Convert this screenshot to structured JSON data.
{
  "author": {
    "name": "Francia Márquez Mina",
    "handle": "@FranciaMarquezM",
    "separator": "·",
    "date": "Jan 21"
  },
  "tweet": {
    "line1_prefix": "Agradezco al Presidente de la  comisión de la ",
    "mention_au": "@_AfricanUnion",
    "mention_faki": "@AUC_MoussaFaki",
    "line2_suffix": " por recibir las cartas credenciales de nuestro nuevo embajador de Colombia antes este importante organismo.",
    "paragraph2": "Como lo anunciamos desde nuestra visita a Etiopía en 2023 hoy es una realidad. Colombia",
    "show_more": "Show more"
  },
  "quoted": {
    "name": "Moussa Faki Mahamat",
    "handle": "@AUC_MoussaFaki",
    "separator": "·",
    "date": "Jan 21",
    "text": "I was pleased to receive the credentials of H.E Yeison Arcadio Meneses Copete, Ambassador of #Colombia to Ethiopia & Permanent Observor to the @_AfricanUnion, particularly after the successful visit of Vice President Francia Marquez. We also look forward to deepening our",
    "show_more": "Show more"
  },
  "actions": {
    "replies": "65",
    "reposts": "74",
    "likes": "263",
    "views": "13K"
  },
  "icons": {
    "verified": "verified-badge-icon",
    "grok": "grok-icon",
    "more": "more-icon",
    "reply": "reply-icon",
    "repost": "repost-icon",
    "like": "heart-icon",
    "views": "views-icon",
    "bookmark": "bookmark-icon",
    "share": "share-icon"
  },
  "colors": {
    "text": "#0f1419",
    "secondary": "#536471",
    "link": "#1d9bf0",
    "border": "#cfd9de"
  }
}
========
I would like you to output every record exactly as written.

* _WRITTEN ANSWER_
Convert this screenshot to structured JSON data.
{
  "author": {
    "name": "Francia Márquez Mina",
    "handle": "@FranciaMarquezM",
    "separator": "·",
    "date": "Jan 21"
  },
  "tweet": {
    "line1_prefix": "Agradezco al Presidente de la  comisión de la ",
    "mention_au": "@_AfricanUnion",
    "mention_faki": "@AUC_MoussaFaki",
    "line2_suffix": " por recibir las cartas credenciales de nuestro nuevo embajador de Colombia antes este importante organismo.",
    "paragraph2": "Como lo anunciamos desde nuestra visita a Etiopía en 2023 hoy es una realidad. Colombia",
    "show_more": "Show more"
  },
  "quoted": {
    "name": "Moussa Faki Mahamat",
    "handle": "@AUC_MoussaFaki",
    "separator": "·",
    "date": "Jan 21",
    "text": "I was pleased to receive the credentials of H.E Yeison Arcadio Meneses Copete, Ambassador of #Colombia to Ethiopia & Permanent Observor to the @_AfricanUnion, particularly after the successful visit of Vice President Francia Marquez. We also look forward to deepening our",
    "show_more": "Show more"
  },
  "actions": {
    "replies": "65",
    "reposts": "74",
    "likes": "263",
    "views": "13K"
  },
  "icons": {
    "verified": "verified-badge-icon",
    "grok": "grok-icon",
    "more": "more-icon",
    "reply": "reply-icon",
    "repost": "repost-icon",
    "like": "heart-icon",
    "views": "views-icon",
    "bookmark": "bookmark-icon",
    "share": "share-icon"
  },
  "colors": {
    "text": "#0f1419",
    "secondary": "#536471",
    "link": "#1d9bf0",
    "border": "#cfd9de"
  }
}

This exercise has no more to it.